And we've got the earliest beginnings of the foot parts coming together.  This little benchtop sketch is the beginning of where we're going with those:
Foots Ball Joint Sketch

Stay tuned.  Things are about to speed up.

Wednesday, May 29, 2024

Genestealer Build Update 13: Prepping the Chest for Molding and a Few Other Bits and Bobs

First off, let me apologize for the lack of updates.  We got pretty swamped for a couple of weeks with one quick project I'll be posting about soon and another big project I may never get to post about at all.  These things happen.

On the plus side, I've suddenly been given a major incentive to focus on the genestealer build, so this thing should start showing a lot of progress in the next few weeks.

Meanwhile, our friend Gene did a fine job of keeping the dust off of this little patch of work bench where he was waiting:Benchtop Dust Collector

Realizing that clutter had become the enemy of progress in a big way, we cleared off the bench he was sitting on:
Empty Bench for a Minute
This always helps me feel like I'm about to get some stuff done.

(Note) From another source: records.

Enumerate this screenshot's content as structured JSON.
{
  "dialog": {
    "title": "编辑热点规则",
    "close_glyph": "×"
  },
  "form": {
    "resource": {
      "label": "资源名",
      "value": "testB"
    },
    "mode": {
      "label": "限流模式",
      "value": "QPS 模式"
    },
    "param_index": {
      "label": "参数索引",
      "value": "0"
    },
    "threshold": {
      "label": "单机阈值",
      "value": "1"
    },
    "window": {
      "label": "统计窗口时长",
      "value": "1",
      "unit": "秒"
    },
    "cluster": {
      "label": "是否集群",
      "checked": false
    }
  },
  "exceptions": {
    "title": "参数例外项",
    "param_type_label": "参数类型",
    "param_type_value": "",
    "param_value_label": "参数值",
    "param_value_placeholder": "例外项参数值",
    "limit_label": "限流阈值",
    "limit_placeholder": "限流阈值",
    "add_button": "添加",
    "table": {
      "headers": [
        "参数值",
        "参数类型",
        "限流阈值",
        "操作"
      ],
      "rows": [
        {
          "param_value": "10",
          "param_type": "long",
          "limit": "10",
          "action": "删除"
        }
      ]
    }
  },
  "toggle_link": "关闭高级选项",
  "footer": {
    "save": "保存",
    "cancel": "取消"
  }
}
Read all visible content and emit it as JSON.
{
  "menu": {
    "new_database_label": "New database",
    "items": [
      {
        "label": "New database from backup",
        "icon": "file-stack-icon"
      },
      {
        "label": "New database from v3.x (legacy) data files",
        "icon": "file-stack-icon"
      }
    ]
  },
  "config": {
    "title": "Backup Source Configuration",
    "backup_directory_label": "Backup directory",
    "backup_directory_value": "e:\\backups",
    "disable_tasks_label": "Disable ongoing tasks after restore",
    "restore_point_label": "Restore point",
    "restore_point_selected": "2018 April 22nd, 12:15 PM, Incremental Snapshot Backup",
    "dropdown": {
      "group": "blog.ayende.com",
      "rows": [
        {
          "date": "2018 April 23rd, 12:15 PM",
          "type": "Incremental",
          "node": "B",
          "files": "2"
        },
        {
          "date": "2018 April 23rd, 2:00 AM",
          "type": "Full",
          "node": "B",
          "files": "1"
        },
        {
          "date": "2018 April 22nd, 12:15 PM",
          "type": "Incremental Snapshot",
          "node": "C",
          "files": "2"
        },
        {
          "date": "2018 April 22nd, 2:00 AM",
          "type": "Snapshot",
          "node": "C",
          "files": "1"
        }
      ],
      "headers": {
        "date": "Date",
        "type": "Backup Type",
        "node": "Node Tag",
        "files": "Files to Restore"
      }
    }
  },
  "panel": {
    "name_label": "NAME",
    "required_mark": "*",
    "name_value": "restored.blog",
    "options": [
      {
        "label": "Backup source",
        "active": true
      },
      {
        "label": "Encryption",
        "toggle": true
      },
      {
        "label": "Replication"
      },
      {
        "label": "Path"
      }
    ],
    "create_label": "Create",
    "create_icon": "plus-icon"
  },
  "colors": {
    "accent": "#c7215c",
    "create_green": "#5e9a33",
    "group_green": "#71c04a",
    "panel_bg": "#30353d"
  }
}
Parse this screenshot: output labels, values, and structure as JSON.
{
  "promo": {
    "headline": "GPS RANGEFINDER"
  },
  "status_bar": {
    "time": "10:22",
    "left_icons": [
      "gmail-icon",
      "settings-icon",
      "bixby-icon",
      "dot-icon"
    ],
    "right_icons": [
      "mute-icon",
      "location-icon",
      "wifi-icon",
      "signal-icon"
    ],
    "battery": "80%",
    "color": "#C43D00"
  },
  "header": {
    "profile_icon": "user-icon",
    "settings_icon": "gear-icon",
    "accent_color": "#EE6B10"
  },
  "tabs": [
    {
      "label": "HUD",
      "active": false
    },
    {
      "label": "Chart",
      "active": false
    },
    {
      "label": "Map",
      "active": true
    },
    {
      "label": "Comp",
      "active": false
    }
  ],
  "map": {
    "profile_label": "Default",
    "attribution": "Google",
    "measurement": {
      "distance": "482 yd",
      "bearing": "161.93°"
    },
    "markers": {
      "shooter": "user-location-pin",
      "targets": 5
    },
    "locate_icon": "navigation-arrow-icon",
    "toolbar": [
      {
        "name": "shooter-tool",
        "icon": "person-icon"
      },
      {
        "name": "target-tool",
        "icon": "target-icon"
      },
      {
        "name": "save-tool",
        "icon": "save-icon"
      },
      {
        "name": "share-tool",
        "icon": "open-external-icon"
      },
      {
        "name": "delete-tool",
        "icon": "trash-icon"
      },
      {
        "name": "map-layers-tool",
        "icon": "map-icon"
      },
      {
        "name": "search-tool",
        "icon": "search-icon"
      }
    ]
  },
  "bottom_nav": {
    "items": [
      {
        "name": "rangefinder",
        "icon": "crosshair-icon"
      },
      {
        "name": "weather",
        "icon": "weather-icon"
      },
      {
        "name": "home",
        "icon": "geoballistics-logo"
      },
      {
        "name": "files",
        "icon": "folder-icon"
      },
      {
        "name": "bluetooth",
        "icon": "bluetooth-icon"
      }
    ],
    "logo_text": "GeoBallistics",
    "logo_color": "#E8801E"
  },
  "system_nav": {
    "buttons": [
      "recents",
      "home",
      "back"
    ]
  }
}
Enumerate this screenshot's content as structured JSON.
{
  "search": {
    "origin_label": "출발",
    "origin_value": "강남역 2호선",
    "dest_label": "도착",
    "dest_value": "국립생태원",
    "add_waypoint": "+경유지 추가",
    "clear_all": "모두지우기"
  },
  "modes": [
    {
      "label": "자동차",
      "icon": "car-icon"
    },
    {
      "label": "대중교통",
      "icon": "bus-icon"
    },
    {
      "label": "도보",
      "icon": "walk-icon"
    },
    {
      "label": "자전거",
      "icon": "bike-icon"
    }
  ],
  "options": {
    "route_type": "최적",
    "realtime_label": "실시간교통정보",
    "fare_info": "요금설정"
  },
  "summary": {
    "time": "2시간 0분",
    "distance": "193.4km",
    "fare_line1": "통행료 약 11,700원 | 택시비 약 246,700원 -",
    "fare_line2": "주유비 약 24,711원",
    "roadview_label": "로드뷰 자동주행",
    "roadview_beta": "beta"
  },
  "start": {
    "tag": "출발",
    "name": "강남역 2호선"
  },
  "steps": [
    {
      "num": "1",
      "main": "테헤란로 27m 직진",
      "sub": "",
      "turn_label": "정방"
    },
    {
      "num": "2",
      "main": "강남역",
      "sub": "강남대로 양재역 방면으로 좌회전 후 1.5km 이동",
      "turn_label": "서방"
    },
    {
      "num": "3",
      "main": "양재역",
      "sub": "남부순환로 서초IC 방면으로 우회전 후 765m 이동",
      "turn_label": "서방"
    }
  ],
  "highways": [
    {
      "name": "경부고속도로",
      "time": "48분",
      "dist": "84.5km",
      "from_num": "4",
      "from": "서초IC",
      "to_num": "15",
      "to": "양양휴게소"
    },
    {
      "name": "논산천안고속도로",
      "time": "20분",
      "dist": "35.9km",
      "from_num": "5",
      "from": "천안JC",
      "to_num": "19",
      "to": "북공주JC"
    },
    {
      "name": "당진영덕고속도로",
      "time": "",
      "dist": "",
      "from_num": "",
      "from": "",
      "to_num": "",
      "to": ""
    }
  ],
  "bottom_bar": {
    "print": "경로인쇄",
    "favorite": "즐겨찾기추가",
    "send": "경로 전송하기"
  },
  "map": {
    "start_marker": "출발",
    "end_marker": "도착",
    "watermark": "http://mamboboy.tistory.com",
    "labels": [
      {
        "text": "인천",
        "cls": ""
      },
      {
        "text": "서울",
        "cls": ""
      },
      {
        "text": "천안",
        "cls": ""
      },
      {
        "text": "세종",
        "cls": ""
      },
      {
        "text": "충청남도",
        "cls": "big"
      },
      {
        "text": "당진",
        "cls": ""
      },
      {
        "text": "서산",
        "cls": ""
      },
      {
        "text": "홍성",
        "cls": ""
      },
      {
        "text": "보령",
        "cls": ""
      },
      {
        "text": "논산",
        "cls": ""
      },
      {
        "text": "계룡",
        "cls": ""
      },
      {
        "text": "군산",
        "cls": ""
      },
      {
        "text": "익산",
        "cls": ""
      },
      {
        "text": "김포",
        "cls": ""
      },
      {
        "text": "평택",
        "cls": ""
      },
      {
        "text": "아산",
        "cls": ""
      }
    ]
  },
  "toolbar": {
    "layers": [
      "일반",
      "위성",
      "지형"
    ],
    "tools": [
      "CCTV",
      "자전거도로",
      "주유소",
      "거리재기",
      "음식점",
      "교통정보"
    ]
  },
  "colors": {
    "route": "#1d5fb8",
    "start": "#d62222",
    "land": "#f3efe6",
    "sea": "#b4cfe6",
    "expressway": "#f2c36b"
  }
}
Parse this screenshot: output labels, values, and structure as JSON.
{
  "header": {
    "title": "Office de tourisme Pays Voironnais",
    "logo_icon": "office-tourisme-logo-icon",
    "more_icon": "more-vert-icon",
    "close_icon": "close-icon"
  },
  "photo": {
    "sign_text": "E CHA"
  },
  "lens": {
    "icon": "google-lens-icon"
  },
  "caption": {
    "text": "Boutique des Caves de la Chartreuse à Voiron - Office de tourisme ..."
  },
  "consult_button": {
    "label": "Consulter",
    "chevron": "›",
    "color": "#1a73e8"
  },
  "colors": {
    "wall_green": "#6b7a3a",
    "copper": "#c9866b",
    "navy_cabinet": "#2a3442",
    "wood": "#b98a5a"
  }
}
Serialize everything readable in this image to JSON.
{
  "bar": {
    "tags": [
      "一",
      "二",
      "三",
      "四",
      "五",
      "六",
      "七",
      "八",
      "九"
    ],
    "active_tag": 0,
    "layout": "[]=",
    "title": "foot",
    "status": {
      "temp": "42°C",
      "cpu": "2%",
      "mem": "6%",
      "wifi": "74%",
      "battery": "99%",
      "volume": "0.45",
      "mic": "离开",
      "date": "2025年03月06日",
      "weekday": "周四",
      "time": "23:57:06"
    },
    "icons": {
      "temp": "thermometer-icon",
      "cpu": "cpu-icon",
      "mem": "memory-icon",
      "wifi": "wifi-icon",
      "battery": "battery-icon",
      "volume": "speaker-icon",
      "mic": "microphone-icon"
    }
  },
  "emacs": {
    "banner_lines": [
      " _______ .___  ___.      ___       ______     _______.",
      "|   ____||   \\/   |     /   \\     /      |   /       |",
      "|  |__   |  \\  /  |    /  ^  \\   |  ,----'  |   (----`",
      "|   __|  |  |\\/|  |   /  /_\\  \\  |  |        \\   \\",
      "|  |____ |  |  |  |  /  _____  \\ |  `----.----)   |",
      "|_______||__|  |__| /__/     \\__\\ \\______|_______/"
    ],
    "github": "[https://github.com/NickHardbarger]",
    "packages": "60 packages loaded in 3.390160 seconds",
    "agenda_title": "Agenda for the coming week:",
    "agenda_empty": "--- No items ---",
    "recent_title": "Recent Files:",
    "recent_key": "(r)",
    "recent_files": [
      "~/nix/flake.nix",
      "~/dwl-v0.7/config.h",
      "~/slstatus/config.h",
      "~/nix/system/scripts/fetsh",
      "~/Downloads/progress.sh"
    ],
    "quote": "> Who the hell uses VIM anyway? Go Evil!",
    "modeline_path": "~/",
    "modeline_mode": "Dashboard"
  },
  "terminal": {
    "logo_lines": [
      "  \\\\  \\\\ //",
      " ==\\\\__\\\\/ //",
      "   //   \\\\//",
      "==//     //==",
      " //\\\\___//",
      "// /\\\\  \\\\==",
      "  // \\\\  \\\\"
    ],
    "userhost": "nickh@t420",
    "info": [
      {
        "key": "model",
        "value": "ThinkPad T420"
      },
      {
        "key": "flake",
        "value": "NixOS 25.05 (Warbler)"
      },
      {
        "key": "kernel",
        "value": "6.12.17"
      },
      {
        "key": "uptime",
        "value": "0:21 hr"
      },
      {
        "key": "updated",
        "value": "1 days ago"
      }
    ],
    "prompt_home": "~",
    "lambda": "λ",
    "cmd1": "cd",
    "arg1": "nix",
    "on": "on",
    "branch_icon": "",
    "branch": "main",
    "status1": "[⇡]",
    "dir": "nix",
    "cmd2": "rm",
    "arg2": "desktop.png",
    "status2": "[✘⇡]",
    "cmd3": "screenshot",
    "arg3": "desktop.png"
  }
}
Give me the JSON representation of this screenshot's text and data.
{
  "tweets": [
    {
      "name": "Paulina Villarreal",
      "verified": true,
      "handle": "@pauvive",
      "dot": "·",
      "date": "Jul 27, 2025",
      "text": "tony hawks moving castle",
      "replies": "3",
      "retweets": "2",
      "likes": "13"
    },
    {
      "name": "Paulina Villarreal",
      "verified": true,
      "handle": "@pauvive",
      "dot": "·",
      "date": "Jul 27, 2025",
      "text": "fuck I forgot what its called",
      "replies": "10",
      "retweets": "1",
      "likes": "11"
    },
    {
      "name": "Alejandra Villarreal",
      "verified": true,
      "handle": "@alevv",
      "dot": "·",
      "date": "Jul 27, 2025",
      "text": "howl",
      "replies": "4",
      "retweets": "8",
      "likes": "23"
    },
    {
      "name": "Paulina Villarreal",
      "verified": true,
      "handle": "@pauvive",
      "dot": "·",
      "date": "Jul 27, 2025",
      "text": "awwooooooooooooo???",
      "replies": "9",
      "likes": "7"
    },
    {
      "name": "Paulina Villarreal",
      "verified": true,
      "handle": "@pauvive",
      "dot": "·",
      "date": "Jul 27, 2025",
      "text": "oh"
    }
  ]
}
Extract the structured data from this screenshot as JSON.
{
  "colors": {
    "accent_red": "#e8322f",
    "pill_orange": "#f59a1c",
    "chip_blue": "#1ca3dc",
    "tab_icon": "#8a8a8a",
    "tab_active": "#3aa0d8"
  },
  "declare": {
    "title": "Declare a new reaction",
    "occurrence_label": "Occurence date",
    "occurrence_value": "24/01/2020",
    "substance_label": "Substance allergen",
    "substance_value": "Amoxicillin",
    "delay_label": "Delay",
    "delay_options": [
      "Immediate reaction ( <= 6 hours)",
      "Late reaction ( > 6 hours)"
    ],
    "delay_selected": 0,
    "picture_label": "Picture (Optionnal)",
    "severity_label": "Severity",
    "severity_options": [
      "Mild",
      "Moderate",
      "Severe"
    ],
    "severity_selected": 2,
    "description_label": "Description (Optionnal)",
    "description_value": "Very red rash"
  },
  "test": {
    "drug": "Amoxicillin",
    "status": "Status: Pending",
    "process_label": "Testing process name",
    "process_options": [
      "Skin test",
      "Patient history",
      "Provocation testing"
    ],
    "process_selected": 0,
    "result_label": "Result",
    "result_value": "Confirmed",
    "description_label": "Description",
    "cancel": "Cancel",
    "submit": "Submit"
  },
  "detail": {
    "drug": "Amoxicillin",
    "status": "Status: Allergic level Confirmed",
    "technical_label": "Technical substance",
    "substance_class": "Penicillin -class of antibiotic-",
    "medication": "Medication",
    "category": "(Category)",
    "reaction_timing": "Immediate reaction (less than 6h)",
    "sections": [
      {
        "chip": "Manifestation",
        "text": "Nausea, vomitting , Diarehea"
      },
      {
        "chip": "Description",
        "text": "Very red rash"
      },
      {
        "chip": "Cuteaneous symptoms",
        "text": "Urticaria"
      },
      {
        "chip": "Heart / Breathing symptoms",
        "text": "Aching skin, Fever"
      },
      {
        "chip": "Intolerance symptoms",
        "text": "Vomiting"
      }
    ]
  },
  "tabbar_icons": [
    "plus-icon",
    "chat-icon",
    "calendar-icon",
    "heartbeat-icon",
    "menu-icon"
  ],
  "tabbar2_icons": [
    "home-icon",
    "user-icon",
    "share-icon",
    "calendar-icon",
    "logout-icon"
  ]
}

Despite all of the other priorities, I was able to add another thick coat of epoxy to the newly reshaped chest:
Final Epoxy Coating Curing

A few days later my friend Ian stopped by looking to stave off some boredom and do some tinkering, so I set him to work adding cardboard margins to the edges of the part:
Ian Adding Cardboard Margins

This is the first step on the way to making the eventual fiberglass mold for this piece.  Unfortunately, we didn't get around to adding the clay that goes on next:
Upper Chest Ready for Clay Margins
We'll get to that this week.

We ran out of time that day because Ian had to get home, but first we needed to lifecast some hands which we'll use as sculpting bases for the four hands the creature needs.  Ian's hands are slightly bigger than mine, so we molded his in the "live long and prosper" pose to be used as the three-fingered upper hands, while mine were molded fully-splayed for use as the five-fingered lower hands.

The end result was a pretty handsy critter:
Handsy Genestealer

Since I'm really wanting to see this beasty start walking around, I figured I should get a jump on this piece:Shorts Render 1

So I started printing up the pieces.  The first recognizable part that came out was the tail:
Tail Parts Printed

And now I'm just about done assembling the whole thing.  It's not small:
Assembling Sculpting Armature for Rubber Midsection

So now I'm going to have to start rushing through some skin sculpting and molding so I can start pulling rubber parts.

Stay tuned...